What to work on: From the first line to the last, give the data again exactly.

(Element data from apps and pages)
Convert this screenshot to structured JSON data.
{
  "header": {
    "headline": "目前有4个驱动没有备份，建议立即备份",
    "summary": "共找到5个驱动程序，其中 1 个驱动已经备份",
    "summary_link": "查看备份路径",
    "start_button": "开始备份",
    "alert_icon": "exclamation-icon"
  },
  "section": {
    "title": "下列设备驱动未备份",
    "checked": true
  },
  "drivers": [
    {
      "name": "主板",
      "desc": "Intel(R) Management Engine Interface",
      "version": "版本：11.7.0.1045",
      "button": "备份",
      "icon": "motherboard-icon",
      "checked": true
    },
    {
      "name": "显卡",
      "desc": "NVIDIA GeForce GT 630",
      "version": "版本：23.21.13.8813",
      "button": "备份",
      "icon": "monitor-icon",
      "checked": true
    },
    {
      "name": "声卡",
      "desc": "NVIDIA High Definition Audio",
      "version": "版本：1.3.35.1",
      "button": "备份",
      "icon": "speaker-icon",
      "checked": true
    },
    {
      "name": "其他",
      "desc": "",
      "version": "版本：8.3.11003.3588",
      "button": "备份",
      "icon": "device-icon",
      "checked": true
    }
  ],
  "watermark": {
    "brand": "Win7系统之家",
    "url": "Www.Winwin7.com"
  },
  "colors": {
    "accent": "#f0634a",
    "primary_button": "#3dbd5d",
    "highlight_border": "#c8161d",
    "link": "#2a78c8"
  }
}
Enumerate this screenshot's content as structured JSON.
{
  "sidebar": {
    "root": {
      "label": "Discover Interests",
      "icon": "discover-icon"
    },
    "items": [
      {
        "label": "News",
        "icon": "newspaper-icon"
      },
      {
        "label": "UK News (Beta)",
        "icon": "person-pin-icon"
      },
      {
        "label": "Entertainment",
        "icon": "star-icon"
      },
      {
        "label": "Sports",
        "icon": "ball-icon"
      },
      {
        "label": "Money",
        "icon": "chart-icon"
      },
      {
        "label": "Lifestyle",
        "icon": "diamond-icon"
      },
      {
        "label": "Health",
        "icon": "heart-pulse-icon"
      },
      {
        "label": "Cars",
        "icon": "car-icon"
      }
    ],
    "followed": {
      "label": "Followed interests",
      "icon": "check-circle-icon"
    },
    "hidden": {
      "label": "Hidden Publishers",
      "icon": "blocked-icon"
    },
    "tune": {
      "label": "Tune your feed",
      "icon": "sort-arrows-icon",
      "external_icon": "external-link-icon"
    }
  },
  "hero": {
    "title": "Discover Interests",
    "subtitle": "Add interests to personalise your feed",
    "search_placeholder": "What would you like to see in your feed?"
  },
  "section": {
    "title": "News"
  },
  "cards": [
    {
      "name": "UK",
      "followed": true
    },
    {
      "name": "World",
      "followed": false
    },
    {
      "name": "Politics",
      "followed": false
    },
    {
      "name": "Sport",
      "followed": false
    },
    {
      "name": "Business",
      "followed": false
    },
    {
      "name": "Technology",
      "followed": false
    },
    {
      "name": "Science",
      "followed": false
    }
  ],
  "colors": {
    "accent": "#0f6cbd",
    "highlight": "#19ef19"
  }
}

Task output:
Convert this screenshot to structured JSON data.
{
  "header": {
    "headline": "目前有4个驱动没有备份，建议立即备份",
    "summary": "共找到5个驱动程序，其中 1 个驱动已经备份",
    "summary_link": "查看备份路径",
    "start_button": "开始备份",
    "alert_icon": "exclamation-icon"
  },
  "section": {
    "title": "下列设备驱动未备份",
    "checked": true
  },
  "drivers": [
    {
      "name": "主板",
      "desc": "Intel(R) Management Engine Interface",
      "version": "版本：11.7.0.1045",
      "button": "备份",
      "icon": "motherboard-icon",
      "checked": true
    },
    {
      "name": "显卡",
      "desc": "NVIDIA GeForce GT 630",
      "version": "版本：23.21.13.8813",
      "button": "备份",
      "icon": "monitor-icon",
      "checked": true
    },
    {
      "name": "声卡",
      "desc": "NVIDIA High Definition Audio",
      "version": "版本：1.3.35.1",
      "button": "备份",
      "icon": "speaker-icon",
      "checked": true
    },
    {
      "name": "其他",
      "desc": "",
      "version": "版本：8.3.11003.3588",
      "button": "备份",
      "icon": "device-icon",
      "checked": true
    }
  ],
  "watermark": {
    "brand": "Win7系统之家",
    "url": "Www.Winwin7.com"
  },
  "colors": {
    "accent": "#f0634a",
    "primary_button": "#3dbd5d",
    "highlight_border": "#c8161d",
    "link": "#2a78c8"
  }
}
Enumerate this screenshot's content as structured JSON.
{
  "sidebar": {
    "root": {
      "label": "Discover Interests",
      "icon": "discover-icon"
    },
    "items": [
      {
        "label": "News",
        "icon": "newspaper-icon"
      },
      {
        "label": "UK News (Beta)",
        "icon": "person-pin-icon"
      },
      {
        "label": "Entertainment",
        "icon": "star-icon"
      },
      {
        "label": "Sports",
        "icon": "ball-icon"
      },
      {
        "label": "Money",
        "icon": "chart-icon"
      },
      {
        "label": "Lifestyle",
        "icon": "diamond-icon"
      },
      {
        "label": "Health",
        "icon": "heart-pulse-icon"
      },
      {
        "label": "Cars",
        "icon": "car-icon"
      }
    ],
    "followed": {
      "label": "Followed interests",
      "icon": "check-circle-icon"
    },
    "hidden": {
      "label": "Hidden Publishers",
      "icon": "blocked-icon"
    },
    "tune": {
      "label": "Tune your feed",
      "icon": "sort-arrows-icon",
      "external_icon": "external-link-icon"
    }
  },
  "hero": {
    "title": "Discover Interests",
    "subtitle": "Add interests to personalise your feed",
    "search_placeholder": "What would you like to see in your feed?"
  },
  "section": {
    "title": "News"
  },
  "cards": [
    {
      "name": "UK",
      "followed": true
    },
    {
      "name": "World",
      "followed": false
    },
    {
      "name": "Politics",
      "followed": false
    },
    {
      "name": "Sport",
      "followed": false
    },
    {
      "name": "Business",
      "followed": false
    },
    {
      "name": "Technology",
      "followed": false
    },
    {
      "name": "Science",
      "followed": false
    }
  ],
  "colors": {
    "accent": "#0f6cbd",
    "highlight": "#19ef19"
  }
}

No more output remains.